▸ Problem details: From the entries, copy every line that carries the string "eshop".

%%

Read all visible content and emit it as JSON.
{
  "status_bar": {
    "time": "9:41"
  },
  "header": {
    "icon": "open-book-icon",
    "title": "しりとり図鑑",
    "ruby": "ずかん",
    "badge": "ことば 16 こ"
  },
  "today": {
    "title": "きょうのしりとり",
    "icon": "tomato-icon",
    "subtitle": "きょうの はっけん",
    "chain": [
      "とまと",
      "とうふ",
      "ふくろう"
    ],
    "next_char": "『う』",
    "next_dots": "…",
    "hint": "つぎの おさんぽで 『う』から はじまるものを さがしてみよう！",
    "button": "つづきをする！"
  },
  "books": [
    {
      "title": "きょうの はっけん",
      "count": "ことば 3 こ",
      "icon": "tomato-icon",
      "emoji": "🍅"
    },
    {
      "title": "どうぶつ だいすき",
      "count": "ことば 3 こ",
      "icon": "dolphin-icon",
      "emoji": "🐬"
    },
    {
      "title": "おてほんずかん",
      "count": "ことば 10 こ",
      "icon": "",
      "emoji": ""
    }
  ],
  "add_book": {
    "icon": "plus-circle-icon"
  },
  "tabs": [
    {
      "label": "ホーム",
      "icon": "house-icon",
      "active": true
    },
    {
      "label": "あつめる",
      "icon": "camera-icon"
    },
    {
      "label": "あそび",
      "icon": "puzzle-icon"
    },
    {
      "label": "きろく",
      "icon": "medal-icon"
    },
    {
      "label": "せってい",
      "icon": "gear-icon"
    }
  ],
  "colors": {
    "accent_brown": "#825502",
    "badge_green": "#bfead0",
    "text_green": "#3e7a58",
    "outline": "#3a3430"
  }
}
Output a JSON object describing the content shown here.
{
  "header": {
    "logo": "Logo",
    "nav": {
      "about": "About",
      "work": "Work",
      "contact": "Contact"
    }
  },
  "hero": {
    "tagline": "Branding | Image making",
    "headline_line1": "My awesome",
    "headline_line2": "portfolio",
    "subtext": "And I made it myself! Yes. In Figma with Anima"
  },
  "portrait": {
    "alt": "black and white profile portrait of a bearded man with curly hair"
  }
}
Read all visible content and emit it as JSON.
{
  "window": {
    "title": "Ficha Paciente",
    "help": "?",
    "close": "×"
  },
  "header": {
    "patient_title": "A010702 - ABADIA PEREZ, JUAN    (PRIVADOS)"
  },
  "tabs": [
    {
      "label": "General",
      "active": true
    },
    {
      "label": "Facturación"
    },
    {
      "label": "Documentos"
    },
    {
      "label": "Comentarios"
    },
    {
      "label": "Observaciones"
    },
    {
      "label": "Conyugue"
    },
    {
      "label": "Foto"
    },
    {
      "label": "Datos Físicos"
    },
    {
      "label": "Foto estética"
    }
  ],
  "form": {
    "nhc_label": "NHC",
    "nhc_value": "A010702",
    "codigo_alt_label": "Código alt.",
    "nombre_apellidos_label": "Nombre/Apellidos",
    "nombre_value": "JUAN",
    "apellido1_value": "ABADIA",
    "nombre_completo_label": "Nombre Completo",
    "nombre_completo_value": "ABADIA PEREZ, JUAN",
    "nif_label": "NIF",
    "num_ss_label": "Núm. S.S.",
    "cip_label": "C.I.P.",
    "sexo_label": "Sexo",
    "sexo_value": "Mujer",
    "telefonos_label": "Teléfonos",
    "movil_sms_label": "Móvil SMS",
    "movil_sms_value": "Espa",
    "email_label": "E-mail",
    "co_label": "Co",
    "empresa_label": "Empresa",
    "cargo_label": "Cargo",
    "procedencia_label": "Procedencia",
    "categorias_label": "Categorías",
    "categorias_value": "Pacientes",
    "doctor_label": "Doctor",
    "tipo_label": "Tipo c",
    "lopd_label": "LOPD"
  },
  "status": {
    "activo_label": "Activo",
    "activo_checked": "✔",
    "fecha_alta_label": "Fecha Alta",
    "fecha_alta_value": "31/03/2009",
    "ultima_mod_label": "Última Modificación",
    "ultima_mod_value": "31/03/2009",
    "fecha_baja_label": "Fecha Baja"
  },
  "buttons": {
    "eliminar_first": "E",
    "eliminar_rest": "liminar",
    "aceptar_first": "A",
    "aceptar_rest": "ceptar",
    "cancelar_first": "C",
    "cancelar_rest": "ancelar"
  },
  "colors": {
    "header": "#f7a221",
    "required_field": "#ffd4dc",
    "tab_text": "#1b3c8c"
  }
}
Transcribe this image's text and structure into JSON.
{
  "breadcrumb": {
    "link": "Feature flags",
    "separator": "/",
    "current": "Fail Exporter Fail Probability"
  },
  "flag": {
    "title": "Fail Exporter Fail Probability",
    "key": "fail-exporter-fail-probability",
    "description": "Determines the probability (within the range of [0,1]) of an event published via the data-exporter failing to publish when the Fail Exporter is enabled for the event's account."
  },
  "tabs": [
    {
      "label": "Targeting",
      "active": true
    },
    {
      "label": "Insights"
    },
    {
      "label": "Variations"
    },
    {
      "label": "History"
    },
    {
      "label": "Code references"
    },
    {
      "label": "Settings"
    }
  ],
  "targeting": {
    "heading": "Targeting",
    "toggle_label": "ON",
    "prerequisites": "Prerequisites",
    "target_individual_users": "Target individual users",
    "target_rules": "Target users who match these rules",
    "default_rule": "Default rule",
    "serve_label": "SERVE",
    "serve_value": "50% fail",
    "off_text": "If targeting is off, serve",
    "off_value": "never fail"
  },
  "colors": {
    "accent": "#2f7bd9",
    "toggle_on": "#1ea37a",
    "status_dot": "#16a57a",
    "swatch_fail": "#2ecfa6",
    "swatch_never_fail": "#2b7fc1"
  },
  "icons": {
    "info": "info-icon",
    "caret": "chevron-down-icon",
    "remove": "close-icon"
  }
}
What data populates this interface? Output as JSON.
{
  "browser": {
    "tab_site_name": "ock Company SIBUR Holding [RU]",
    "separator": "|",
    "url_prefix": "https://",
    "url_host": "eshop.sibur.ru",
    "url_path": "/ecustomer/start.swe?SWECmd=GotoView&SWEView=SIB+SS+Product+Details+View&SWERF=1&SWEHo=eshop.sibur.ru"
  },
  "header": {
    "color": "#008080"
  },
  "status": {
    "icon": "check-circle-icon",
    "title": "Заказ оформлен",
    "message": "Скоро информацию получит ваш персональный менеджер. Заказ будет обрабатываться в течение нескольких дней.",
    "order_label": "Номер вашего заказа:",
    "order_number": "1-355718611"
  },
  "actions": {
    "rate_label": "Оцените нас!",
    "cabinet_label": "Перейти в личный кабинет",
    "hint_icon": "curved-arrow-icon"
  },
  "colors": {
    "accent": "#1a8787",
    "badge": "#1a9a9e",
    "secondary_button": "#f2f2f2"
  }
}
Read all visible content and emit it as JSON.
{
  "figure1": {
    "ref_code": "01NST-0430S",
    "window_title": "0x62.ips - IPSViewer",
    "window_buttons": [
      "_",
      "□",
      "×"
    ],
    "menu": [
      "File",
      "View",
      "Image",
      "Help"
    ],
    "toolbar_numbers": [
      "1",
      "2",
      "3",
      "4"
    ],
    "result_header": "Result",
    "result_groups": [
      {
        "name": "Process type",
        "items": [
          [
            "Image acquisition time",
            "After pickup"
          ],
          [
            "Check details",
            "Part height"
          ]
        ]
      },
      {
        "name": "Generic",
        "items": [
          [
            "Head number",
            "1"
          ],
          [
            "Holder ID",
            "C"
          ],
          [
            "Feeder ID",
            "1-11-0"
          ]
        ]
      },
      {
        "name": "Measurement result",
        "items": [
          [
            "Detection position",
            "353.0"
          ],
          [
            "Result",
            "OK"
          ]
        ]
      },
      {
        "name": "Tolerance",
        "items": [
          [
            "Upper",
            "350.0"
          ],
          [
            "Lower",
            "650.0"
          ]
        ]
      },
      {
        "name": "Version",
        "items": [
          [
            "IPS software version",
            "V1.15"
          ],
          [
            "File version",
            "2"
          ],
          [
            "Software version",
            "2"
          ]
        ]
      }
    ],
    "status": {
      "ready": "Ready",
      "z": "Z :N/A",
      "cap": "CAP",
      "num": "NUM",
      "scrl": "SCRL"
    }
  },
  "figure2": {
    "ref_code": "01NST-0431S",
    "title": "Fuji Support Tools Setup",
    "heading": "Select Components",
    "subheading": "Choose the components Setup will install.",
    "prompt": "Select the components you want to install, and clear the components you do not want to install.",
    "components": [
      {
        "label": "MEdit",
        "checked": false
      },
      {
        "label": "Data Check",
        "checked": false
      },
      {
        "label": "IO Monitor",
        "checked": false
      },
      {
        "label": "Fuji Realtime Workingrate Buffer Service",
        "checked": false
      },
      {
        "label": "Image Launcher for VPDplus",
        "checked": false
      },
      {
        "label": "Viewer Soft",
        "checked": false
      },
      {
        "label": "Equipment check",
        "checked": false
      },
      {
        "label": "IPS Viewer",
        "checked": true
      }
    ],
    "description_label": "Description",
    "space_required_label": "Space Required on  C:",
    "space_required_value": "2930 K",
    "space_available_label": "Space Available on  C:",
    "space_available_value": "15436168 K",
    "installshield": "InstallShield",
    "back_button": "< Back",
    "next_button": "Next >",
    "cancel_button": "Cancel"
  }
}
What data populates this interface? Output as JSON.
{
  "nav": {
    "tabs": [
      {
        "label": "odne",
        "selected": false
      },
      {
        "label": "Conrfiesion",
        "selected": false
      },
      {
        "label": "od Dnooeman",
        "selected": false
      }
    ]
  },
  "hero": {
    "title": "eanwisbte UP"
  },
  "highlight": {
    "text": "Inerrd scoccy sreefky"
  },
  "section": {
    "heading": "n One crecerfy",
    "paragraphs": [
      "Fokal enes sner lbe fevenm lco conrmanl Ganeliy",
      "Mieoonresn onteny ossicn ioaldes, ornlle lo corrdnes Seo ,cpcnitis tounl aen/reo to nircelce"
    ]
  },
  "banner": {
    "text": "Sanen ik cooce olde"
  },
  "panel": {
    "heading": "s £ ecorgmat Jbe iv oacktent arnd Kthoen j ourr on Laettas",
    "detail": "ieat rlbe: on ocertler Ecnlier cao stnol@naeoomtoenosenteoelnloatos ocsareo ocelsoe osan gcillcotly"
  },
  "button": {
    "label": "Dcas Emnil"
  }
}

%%

▸ Completed task:
    "url_host": "eshop.sibur.ru",
    "url_path": "/ecustomer/start.swe?SWECmd=GotoView&SWEView=SIB+SS+Product+Details+View&SWERF=1&SWEHo=eshop.sibur.ru"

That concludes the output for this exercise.